You have all been asked the question, “What led you to this path”? Initially I felt the urge to explore my European heritage. But of course, the path becomes much more wider as the journey continues. The thing that brings me back, when I think about it or re-read it, is Neil Gaiman’s novel American Gods.

For those of you who have read the book, I’ll tell you first about the pages that moved me most. It is the story of Mad Sweeney. The Mad Sweeney of the novel ends much like The Madness of Suibhne, the legendary king of Ulster in Ireland. He is found dead, propped up by a dumpster with a bottle of whiskey. The undertakers, however, know the true cause of his end. An old woman has died, an Irish immigrant, who was the last person alive in America who carried his story. “This is a sad wake for Great Sweeney, who flew like a bird across all of Ireland.”

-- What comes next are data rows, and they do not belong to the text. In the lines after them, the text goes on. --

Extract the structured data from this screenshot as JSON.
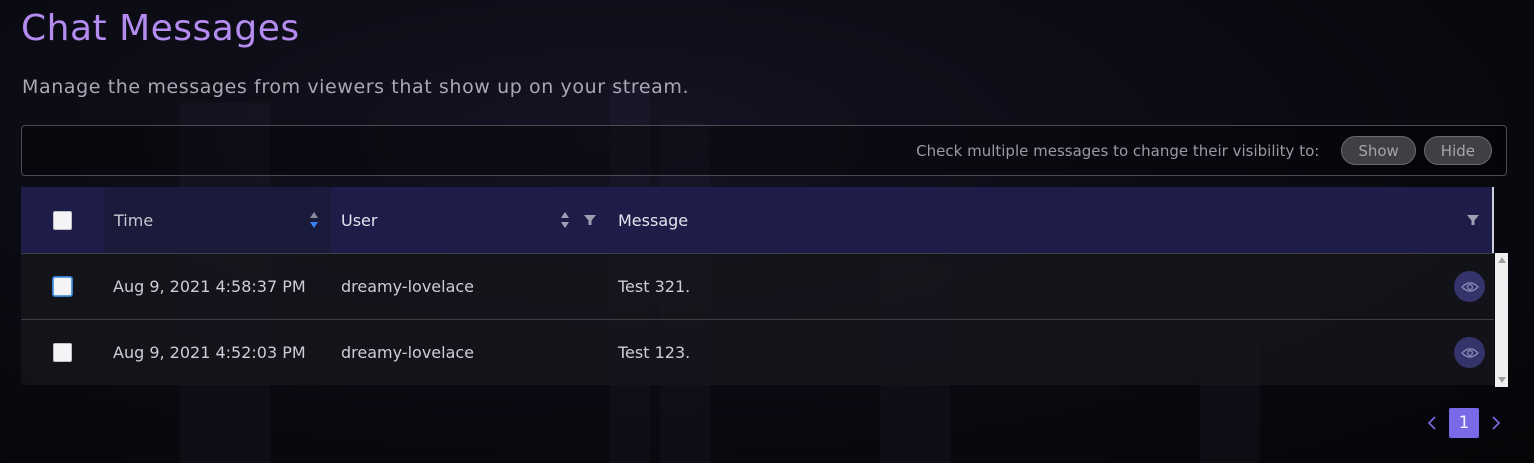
{
  "header": {
    "title": "Chat Messages",
    "subtitle": "Manage the messages from viewers that show up on your stream."
  },
  "bulk": {
    "hint": "Check multiple messages to change their visibility to:",
    "show_label": "Show",
    "hide_label": "Hide"
  },
  "table": {
    "columns": {
      "time": "Time",
      "user": "User",
      "message": "Message"
    },
    "sort": {
      "column": "time",
      "direction": "descending"
    },
    "rows": [
      {
        "time": "Aug 9, 2021 4:58:37 PM",
        "user": "dreamy-lovelace",
        "message": "Test 321.",
        "checked": false
      },
      {
        "time": "Aug 9, 2021 4:52:03 PM",
        "user": "dreamy-lovelace",
        "message": "Test 123.",
        "checked": false
      }
    ]
  },
  "pagination": {
    "current_page": "1",
    "prev_icon": "chevron-left-icon",
    "next_icon": "chevron-right-icon"
  },
  "colors": {
    "title": "#b48cf0",
    "header_bg": "#1e1c48",
    "active_page": "#7b6ae8",
    "sort_active": "#3b82f6"
  }
}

I wonder who else has been forgotten? The image or rune, carved on a stone or fragment of unearthed metal. We give you a name, based on local legends or archetypes but is that really you Cernunnos, Arianrhod? How many Gods wander this strange land, dejected images of their former selves, like the stories main character Shadow,  who is collected by the shabby con man Mr. Wednesday from jail. Shadow is a shadow of his former self, he no longer even remembers he was a God.

Gaiman has described American Gods as ” much less about religion and much more about the nature of belief.”  But I feel the loss of the names of Gods was the result of religion, forced upon people with fear, the images of the gods burned buried and eventually forgotten. It’s easier to believe the cold and hunger.

Maybe we can remember, as Shadow does when he recreates Odin’s hanging from the world Tree. Maybe the names can come to us, briefly in whispers, carried by voices of ancestral spirits. Follow the voices and Remember.